Data to process -

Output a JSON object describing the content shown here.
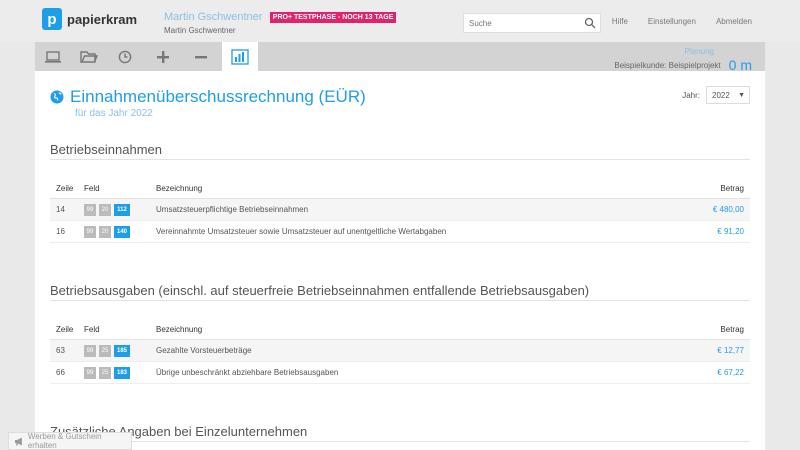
{
  "header": {
    "logo_text": "papierkram",
    "user_name": "Martin Gschwentner",
    "trial_badge": "PRO+ TESTPHASE - NOCH 13 TAGE",
    "user_sub": "Martin Gschwentner",
    "search_placeholder": "Suche",
    "links": [
      "Hilfe",
      "Einstellungen",
      "Abmelden"
    ]
  },
  "toolbar": {
    "icons": [
      "laptop-icon",
      "folder-icon",
      "clock-icon",
      "plus-icon",
      "minus-icon",
      "bar-chart-icon"
    ],
    "active": "bar-chart-icon",
    "planung_label": "Planung",
    "planung_project": "Beispielkunde: Beispielprojekt",
    "planung_time": "0 m"
  },
  "page": {
    "title": "Einnahmenüberschussrechnung (EÜR)",
    "subtitle": "für das Jahr 2022",
    "year_label": "Jahr:",
    "year_value": "2022"
  },
  "sections": [
    {
      "title": "Betriebseinnahmen",
      "headers": {
        "zeile": "Zeile",
        "feld": "Feld",
        "bezeichnung": "Bezeichnung",
        "betrag": "Betrag"
      },
      "rows": [
        {
          "zeile": "14",
          "feld": [
            "99",
            "20",
            "112"
          ],
          "bezeichnung": "Umsatzsteuerpflichtige Betriebseinnahmen",
          "betrag": "€ 480,00"
        },
        {
          "zeile": "16",
          "feld": [
            "99",
            "20",
            "140"
          ],
          "bezeichnung": "Vereinnahmte Umsatzsteuer sowie Umsatzsteuer auf unentgeltliche Wertabgaben",
          "betrag": "€ 91,20"
        }
      ]
    },
    {
      "title": "Betriebsausgaben (einschl. auf steuerfreie Betriebseinnahmen entfallende Betriebsausgaben)",
      "headers": {
        "zeile": "Zeile",
        "feld": "Feld",
        "bezeichnung": "Bezeichnung",
        "betrag": "Betrag"
      },
      "rows": [
        {
          "zeile": "63",
          "feld": [
            "99",
            "25",
            "185"
          ],
          "bezeichnung": "Gezahlte Vorsteuerbeträge",
          "betrag": "€ 12,77"
        },
        {
          "zeile": "66",
          "feld": [
            "99",
            "25",
            "183"
          ],
          "bezeichnung": "Übrige unbeschränkt abziehbare Betriebsausgaben",
          "betrag": "€ 67,22"
        }
      ]
    },
    {
      "title": "Zusätzliche Angaben bei Einzelunternehmen"
    }
  ],
  "promo": {
    "label": "Werben & Gutschein erhalten"
  },
  "colors": {
    "accent": "#1e9ee6",
    "badge": "#e2226a",
    "field_grey": "#bbbbbb"
  }
}
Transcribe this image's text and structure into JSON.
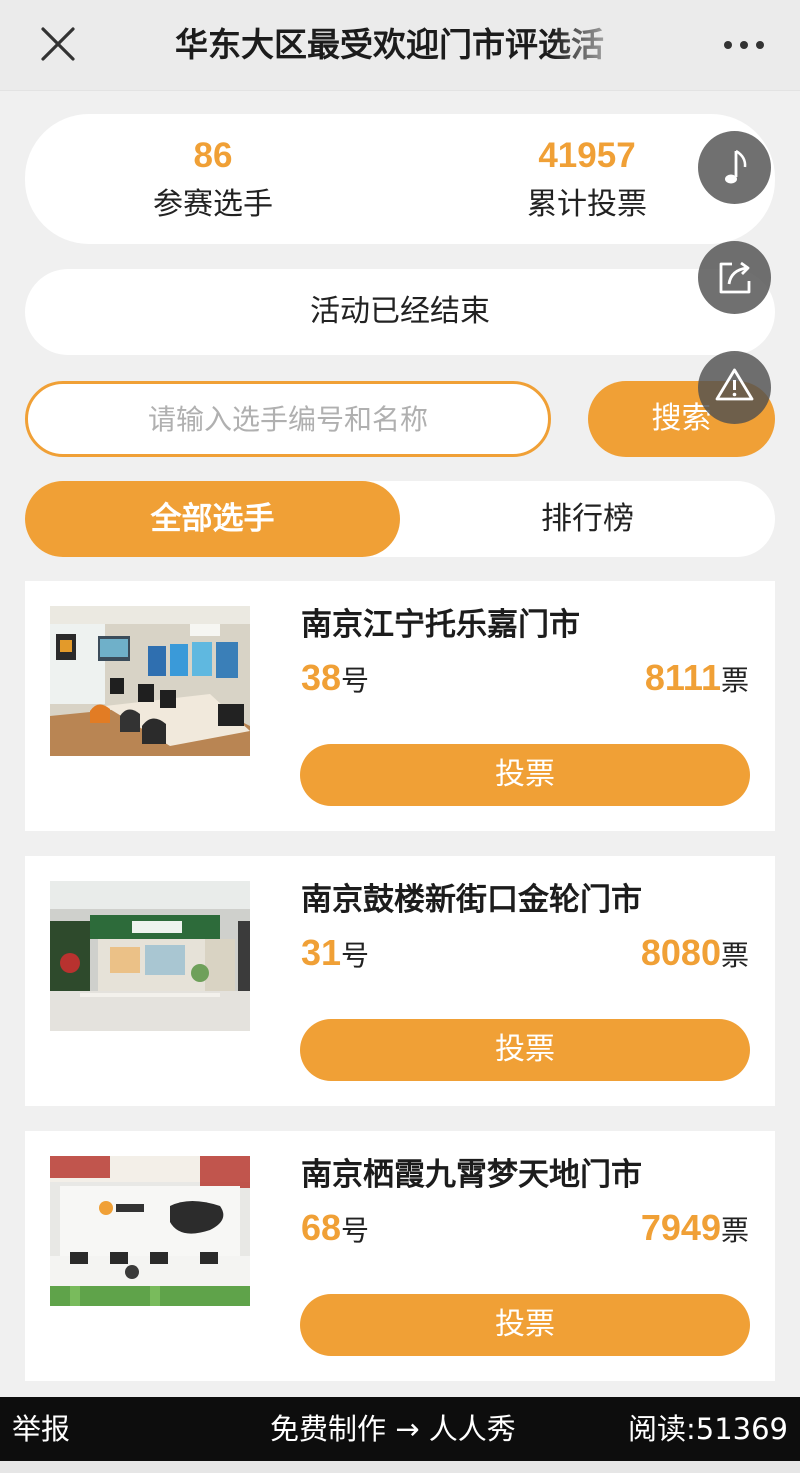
{
  "header": {
    "title": "华东大区最受欢迎门市评选活",
    "close_icon": "close-icon",
    "more_icon": "more-icon"
  },
  "stats": {
    "players_count": "86",
    "players_label": "参赛选手",
    "votes_count": "41957",
    "votes_label": "累计投票"
  },
  "status_text": "活动已经结束",
  "search": {
    "placeholder": "请输入选手编号和名称",
    "button_label": "搜索"
  },
  "tabs": [
    {
      "label": "全部选手",
      "active": true
    },
    {
      "label": "排行榜",
      "active": false
    }
  ],
  "floating_buttons": [
    "music-note-icon",
    "share-icon",
    "warning-icon"
  ],
  "entries": [
    {
      "name": "南京江宁托乐嘉门市",
      "number": "38",
      "number_suffix": "号",
      "votes": "8111",
      "votes_suffix": "票",
      "vote_button": "投票",
      "photo": "office-interior-photo"
    },
    {
      "name": "南京鼓楼新街口金轮门市",
      "number": "31",
      "number_suffix": "号",
      "votes": "8080",
      "votes_suffix": "票",
      "vote_button": "投票",
      "photo": "storefront-photo"
    },
    {
      "name": "南京栖霞九霄梦天地门市",
      "number": "68",
      "number_suffix": "号",
      "votes": "7949",
      "votes_suffix": "票",
      "vote_button": "投票",
      "photo": "service-counter-photo"
    }
  ],
  "footer": {
    "report": "举报",
    "make_free": "免费制作 → 人人秀",
    "reads": "阅读:51369"
  },
  "colors": {
    "accent": "#f0a036",
    "footer_bg": "#0d0d0d",
    "page_bg": "#f0f0f0"
  }
}
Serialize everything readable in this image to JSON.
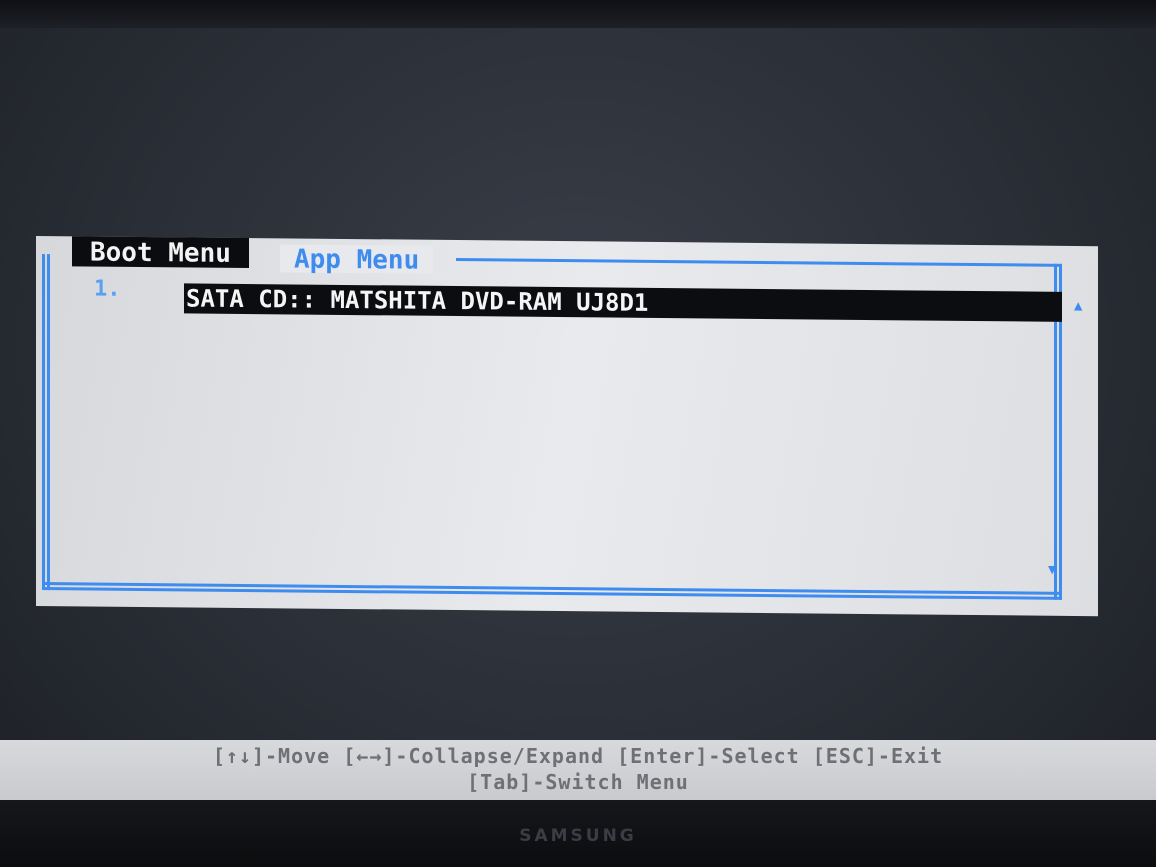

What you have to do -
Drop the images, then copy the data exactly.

Answer area -
Output a JSON object describing the content shown here.
{
  "header": {
    "logo_text": "papierkram",
    "user_name": "Martin Gschwentner",
    "trial_badge": "PRO+ TESTPHASE - NOCH 13 TAGE",
    "user_sub": "Martin Gschwentner",
    "search_placeholder": "Suche",
    "links": [
      "Hilfe",
      "Einstellungen",
      "Abmelden"
    ]
  },
  "toolbar": {
    "icons": [
      "laptop-icon",
      "folder-icon",
      "clock-icon",
      "plus-icon",
      "minus-icon",
      "bar-chart-icon"
    ],
    "active": "bar-chart-icon",
    "planung_label": "Planung",
    "planung_project": "Beispielkunde: Beispielprojekt",
    "planung_time": "0 m"
  },
  "page": {
    "title": "Einnahmenüberschussrechnung (EÜR)",
    "subtitle": "für das Jahr 2022",
    "year_label": "Jahr:",
    "year_value": "2022"
  },
  "sections": [
    {
      "title": "Betriebseinnahmen",
      "headers": {
        "zeile": "Zeile",
        "feld": "Feld",
        "bezeichnung": "Bezeichnung",
        "betrag": "Betrag"
      },
      "rows": [
        {
          "zeile": "14",
          "feld": [
            "99",
            "20",
            "112"
          ],
          "bezeichnung": "Umsatzsteuerpflichtige Betriebseinnahmen",
          "betrag": "€ 480,00"
        },
        {
          "zeile": "16",
          "feld": [
            "99",
            "20",
            "140"
          ],
          "bezeichnung": "Vereinnahmte Umsatzsteuer sowie Umsatzsteuer auf unentgeltliche Wertabgaben",
          "betrag": "€ 91,20"
        }
      ]
    },
    {
      "title": "Betriebsausgaben (einschl. auf steuerfreie Betriebseinnahmen entfallende Betriebsausgaben)",
      "headers": {
        "zeile": "Zeile",
        "feld": "Feld",
        "bezeichnung": "Bezeichnung",
        "betrag": "Betrag"
      },
      "rows": [
        {
          "zeile": "63",
          "feld": [
            "99",
            "25",
            "185"
          ],
          "bezeichnung": "Gezahlte Vorsteuerbeträge",
          "betrag": "€ 12,77"
        },
        {
          "zeile": "66",
          "feld": [
            "99",
            "25",
            "183"
          ],
          "bezeichnung": "Übrige unbeschränkt abziehbare Betriebsausgaben",
          "betrag": "€ 67,22"
        }
      ]
    },
    {
      "title": "Zusätzliche Angaben bei Einzelunternehmen"
    }
  ],
  "promo": {
    "label": "Werben & Gutschein erhalten"
  },
  "colors": {
    "accent": "#1e9ee6",
    "badge": "#e2226a",
    "field_grey": "#bbbbbb"
  }
}
Transcribe this image's text and structure into JSON.
{
  "header": {
    "title": "华东大区最受欢迎门市评选活",
    "close_icon": "close-icon",
    "more_icon": "more-icon"
  },
  "stats": {
    "players_count": "86",
    "players_label": "参赛选手",
    "votes_count": "41957",
    "votes_label": "累计投票"
  },
  "status_text": "活动已经结束",
  "search": {
    "placeholder": "请输入选手编号和名称",
    "button_label": "搜索"
  },
  "tabs": [
    {
      "label": "全部选手",
      "active": true
    },
    {
      "label": "排行榜",
      "active": false
    }
  ],
  "floating_buttons": [
    "music-note-icon",
    "share-icon",
    "warning-icon"
  ],
  "entries": [
    {
      "name": "南京江宁托乐嘉门市",
      "number": "38",
      "number_suffix": "号",
      "votes": "8111",
      "votes_suffix": "票",
      "vote_button": "投票",
      "photo": "office-interior-photo"
    },
    {
      "name": "南京鼓楼新街口金轮门市",
      "number": "31",
      "number_suffix": "号",
      "votes": "8080",
      "votes_suffix": "票",
      "vote_button": "投票",
      "photo": "storefront-photo"
    },
    {
      "name": "南京栖霞九霄梦天地门市",
      "number": "68",
      "number_suffix": "号",
      "votes": "7949",
      "votes_suffix": "票",
      "vote_button": "投票",
      "photo": "service-counter-photo"
    }
  ],
  "footer": {
    "report": "举报",
    "make_free": "免费制作 → 人人秀",
    "reads": "阅读:51369"
  },
  "colors": {
    "accent": "#f0a036",
    "footer_bg": "#0d0d0d",
    "page_bg": "#f0f0f0"
  }
}
Serialize everything readable in this image to JSON.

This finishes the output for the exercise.